There are moves afoot to allow train operators to operate a new third class. The Department for Transport points out that this will not mean carriages with no seats, but a service that's the rail equivalent of premium economy. Why do we need another class at all when most stations can't take longer trains? Third class has already arrived if you travel on "Great" Western trains. I recently went to Penzance on a Friday afternoon. The train was so crowded you couldn't get to the toilets, and arrived late because, said the train manager, "this service is just too popular" and it takes ages to get everyone on and off as only a few carriages fit on most of the platforms. Journey time: six hours. On Sunday, there was no trolley service and the toilets didn't flush. Lovely!

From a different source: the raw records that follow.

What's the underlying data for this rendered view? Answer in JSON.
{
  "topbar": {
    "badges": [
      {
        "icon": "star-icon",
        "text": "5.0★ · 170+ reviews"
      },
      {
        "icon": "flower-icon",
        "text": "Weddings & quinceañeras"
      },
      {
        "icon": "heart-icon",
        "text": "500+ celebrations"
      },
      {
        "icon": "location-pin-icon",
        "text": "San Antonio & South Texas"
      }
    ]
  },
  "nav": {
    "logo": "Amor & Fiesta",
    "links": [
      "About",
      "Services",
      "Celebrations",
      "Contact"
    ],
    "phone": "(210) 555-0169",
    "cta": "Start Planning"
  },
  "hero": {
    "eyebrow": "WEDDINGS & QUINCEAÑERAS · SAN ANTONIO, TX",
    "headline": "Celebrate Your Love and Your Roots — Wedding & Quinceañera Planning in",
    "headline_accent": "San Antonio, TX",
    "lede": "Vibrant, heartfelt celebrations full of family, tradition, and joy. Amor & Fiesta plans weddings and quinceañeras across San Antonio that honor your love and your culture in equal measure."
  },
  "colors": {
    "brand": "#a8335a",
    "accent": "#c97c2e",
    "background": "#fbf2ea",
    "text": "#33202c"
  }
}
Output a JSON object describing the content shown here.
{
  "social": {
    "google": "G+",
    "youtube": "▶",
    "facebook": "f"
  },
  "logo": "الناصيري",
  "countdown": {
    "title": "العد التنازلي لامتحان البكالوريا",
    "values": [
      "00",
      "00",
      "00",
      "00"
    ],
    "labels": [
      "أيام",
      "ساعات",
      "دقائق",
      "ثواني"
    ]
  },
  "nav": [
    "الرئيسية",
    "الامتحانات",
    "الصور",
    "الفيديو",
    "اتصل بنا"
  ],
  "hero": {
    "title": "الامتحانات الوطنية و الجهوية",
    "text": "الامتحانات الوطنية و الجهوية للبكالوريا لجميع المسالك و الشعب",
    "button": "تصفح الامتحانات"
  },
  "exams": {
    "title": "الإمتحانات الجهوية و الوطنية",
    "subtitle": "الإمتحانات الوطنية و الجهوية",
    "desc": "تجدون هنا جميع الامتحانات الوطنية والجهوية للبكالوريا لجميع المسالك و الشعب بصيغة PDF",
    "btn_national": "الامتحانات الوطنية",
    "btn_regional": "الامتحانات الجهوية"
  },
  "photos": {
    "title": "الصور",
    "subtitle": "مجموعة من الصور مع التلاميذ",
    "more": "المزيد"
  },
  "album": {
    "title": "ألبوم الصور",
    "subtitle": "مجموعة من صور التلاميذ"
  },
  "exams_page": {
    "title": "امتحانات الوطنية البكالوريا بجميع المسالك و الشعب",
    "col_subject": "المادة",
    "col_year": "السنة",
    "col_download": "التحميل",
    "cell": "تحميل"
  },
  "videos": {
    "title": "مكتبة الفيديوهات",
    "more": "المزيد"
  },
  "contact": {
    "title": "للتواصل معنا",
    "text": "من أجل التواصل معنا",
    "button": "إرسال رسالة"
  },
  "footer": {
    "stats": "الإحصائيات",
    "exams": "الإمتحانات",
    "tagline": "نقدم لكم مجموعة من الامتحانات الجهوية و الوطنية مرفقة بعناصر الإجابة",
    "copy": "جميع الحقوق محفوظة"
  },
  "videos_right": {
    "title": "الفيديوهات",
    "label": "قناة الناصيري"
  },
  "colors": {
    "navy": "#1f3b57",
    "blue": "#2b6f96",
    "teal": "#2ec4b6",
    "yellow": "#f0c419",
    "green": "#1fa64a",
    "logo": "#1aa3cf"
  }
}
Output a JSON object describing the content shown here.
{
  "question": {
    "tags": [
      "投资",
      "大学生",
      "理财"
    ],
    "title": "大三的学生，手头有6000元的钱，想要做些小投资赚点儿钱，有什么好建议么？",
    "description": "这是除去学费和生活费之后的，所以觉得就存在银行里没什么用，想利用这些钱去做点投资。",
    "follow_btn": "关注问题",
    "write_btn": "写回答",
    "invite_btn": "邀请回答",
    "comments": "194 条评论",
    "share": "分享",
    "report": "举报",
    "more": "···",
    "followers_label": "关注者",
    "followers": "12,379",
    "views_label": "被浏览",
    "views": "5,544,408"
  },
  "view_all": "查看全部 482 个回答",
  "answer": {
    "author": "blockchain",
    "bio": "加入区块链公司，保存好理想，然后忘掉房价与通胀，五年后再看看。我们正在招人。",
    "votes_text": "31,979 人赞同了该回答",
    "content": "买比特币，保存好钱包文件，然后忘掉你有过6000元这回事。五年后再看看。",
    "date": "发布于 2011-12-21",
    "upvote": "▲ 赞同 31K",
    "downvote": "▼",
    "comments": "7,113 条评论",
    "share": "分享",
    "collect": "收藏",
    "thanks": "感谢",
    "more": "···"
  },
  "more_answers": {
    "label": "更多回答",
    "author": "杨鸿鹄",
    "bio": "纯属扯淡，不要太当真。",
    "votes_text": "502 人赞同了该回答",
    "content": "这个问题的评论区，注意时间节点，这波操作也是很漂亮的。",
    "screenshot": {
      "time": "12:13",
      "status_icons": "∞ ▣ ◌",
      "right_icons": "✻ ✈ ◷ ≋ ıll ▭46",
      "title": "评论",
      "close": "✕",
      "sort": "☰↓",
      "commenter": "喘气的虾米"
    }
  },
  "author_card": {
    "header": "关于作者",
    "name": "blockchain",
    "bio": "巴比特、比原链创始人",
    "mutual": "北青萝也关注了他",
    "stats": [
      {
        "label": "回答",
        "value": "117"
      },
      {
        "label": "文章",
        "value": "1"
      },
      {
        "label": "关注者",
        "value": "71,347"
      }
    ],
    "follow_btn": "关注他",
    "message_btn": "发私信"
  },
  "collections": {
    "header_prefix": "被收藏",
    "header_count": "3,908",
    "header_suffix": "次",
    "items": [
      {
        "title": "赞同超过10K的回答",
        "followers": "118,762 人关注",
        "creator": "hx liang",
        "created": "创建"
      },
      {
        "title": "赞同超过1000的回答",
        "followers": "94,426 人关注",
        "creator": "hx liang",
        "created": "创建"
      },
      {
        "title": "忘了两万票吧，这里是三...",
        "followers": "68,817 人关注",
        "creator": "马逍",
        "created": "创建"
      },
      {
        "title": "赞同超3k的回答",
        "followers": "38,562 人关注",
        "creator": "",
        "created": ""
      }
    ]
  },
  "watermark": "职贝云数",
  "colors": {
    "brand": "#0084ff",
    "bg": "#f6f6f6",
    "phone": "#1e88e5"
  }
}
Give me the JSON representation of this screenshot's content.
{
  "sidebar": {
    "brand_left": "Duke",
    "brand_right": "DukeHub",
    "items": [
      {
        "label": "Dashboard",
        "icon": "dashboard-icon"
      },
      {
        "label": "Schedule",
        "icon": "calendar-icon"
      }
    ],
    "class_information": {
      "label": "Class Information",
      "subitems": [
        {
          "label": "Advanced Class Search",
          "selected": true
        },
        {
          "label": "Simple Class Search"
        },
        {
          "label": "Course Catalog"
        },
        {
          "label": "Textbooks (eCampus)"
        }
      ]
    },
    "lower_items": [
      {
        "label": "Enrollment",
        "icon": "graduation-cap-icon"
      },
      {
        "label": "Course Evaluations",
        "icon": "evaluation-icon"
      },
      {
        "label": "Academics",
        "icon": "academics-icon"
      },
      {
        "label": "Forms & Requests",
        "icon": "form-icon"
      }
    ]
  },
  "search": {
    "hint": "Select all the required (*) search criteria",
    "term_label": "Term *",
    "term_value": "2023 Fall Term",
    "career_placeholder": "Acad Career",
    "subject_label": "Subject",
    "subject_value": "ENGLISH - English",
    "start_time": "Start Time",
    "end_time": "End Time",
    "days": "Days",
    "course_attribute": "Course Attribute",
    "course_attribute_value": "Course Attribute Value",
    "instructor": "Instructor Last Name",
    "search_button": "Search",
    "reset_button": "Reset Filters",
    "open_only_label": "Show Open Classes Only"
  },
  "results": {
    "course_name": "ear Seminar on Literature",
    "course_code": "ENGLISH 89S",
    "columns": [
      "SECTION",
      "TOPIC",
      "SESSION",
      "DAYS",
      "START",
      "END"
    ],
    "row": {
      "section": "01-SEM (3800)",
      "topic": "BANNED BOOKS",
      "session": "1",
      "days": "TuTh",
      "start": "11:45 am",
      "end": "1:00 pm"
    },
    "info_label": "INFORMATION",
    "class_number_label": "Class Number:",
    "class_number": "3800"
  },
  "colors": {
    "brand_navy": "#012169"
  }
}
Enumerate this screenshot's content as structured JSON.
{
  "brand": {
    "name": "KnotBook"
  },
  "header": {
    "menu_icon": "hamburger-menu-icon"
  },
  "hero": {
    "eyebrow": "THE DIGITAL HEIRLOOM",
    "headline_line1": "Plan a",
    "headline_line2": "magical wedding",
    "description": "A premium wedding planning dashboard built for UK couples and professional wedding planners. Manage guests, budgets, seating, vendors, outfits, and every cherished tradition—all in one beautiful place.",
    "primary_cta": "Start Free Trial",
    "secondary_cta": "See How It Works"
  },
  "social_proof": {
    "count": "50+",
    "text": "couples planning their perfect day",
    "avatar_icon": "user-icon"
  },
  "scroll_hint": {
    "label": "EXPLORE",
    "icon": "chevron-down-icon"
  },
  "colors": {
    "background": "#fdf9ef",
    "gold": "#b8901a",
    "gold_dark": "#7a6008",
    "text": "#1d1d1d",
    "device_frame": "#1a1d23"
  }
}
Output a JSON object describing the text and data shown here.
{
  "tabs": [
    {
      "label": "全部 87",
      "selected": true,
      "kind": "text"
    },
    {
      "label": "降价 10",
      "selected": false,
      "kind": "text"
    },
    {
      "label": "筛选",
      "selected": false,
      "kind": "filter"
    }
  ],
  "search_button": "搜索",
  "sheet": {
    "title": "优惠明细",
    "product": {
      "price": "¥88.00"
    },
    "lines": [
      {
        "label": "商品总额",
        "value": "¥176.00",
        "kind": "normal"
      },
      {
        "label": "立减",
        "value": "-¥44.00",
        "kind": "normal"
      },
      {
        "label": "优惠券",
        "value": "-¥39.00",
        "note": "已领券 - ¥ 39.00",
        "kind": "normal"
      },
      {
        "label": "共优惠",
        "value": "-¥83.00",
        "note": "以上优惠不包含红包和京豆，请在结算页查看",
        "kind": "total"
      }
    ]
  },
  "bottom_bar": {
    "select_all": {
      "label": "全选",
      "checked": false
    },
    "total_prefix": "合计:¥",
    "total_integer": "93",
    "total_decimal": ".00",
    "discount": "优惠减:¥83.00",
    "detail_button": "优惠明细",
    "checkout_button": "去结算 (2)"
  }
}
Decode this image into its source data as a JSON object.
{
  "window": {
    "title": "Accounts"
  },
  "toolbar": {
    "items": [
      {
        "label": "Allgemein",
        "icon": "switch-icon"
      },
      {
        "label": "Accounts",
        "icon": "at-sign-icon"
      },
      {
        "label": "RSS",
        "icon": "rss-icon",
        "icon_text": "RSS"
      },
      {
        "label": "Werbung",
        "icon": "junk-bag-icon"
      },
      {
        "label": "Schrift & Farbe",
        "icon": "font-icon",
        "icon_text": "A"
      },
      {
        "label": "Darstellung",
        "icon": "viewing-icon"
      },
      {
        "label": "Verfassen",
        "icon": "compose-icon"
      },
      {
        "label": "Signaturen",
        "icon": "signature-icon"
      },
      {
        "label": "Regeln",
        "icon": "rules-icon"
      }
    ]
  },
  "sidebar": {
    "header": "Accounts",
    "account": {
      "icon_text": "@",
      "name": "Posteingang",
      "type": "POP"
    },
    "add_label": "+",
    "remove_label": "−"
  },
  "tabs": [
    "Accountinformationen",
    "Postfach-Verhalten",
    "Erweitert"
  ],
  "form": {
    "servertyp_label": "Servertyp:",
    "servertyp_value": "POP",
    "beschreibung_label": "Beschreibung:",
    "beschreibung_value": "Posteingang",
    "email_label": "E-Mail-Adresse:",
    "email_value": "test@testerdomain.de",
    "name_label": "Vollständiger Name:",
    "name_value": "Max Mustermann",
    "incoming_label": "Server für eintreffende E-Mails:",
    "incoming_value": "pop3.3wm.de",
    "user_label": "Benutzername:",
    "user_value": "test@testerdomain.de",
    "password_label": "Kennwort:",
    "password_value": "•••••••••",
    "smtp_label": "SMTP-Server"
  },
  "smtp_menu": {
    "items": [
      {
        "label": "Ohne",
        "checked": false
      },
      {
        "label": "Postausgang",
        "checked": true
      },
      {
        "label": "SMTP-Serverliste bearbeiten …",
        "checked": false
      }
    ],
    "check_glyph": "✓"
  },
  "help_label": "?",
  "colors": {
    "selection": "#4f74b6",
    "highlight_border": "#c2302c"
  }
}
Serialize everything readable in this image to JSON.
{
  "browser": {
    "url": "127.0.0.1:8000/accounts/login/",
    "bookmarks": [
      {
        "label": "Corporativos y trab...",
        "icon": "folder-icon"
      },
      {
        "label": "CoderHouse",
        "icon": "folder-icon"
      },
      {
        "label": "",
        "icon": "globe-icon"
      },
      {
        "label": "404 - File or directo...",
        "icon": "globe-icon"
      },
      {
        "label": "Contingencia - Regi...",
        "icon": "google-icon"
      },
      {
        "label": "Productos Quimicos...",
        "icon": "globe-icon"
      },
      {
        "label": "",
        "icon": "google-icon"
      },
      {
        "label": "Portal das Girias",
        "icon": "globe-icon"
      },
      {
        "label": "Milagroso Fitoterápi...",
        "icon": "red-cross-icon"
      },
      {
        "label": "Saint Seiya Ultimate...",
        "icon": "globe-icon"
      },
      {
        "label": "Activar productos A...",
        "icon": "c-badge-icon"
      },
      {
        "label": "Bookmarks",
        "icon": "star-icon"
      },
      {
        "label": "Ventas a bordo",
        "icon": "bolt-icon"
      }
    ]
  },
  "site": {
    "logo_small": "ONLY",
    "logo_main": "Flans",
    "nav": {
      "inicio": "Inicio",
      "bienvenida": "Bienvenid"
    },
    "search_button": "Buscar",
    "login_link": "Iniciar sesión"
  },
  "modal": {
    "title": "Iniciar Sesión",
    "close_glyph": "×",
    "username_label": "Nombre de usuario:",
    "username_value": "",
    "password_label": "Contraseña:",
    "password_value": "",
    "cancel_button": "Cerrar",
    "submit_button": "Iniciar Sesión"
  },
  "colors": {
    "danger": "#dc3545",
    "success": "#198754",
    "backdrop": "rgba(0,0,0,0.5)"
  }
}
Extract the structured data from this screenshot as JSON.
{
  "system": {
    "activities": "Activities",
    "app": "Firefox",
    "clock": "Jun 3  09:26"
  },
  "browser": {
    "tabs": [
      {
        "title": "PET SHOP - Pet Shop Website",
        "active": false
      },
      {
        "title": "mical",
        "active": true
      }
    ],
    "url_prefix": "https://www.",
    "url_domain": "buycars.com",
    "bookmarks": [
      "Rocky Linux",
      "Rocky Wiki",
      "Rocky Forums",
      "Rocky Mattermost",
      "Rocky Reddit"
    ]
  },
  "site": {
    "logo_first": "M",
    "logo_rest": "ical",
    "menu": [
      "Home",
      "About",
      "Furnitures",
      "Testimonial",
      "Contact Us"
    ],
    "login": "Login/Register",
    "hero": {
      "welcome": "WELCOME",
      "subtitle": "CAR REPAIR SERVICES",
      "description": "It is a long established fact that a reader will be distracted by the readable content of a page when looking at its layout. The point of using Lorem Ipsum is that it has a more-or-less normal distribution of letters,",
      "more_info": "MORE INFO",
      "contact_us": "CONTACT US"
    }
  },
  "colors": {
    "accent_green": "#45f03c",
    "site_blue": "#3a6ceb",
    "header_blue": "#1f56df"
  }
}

Danny Boyle made an impassioned plea for local theatres last week, as many face huge cuts in their funding from local authorities and the Arts Council. He described them as the "modest cousins" of football, pop music and the cinema and said they offer an irreplaceable experience, one that had been instrumental in awakening his interest in drama. Like amateur companies, they play a vital role in local communities. In Yorkshire, the Middlesmoor panto (staged only every two years, sadly) in my tiny village hall is the highlight of the social calendar. The sight of the publican and assorted farmers in drag is a riot. Just down the road, the Pateley Bridge Dramatic Society is 75 years old this year and shows regularly sell out. From Tuesday it is staging Alan Ayckbourn's How the Other Half Loves, and a couple of years ago performed a musical, The Dam Play, telling the story of the huge reservoirs built at the head of the valley.